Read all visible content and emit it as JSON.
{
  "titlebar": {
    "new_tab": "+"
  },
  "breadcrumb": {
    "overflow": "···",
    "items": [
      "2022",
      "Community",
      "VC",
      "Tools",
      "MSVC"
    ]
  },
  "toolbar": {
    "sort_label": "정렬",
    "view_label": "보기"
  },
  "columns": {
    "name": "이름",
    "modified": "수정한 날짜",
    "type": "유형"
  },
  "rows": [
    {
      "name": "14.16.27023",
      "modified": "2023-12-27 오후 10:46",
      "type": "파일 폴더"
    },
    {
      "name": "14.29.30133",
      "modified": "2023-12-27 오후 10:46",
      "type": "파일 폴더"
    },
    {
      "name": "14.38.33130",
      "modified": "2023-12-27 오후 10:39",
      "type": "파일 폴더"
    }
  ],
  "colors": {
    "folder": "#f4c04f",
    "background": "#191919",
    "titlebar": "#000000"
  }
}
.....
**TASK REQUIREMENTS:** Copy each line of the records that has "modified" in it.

**RESULT BELOW:**
    "modified": "수정한 날짜",
      "modified": "2023-12-27 오후 10:46",
      "modified": "2023-12-27 오후 10:46",
      "modified": "2023-12-27 오후 10:39",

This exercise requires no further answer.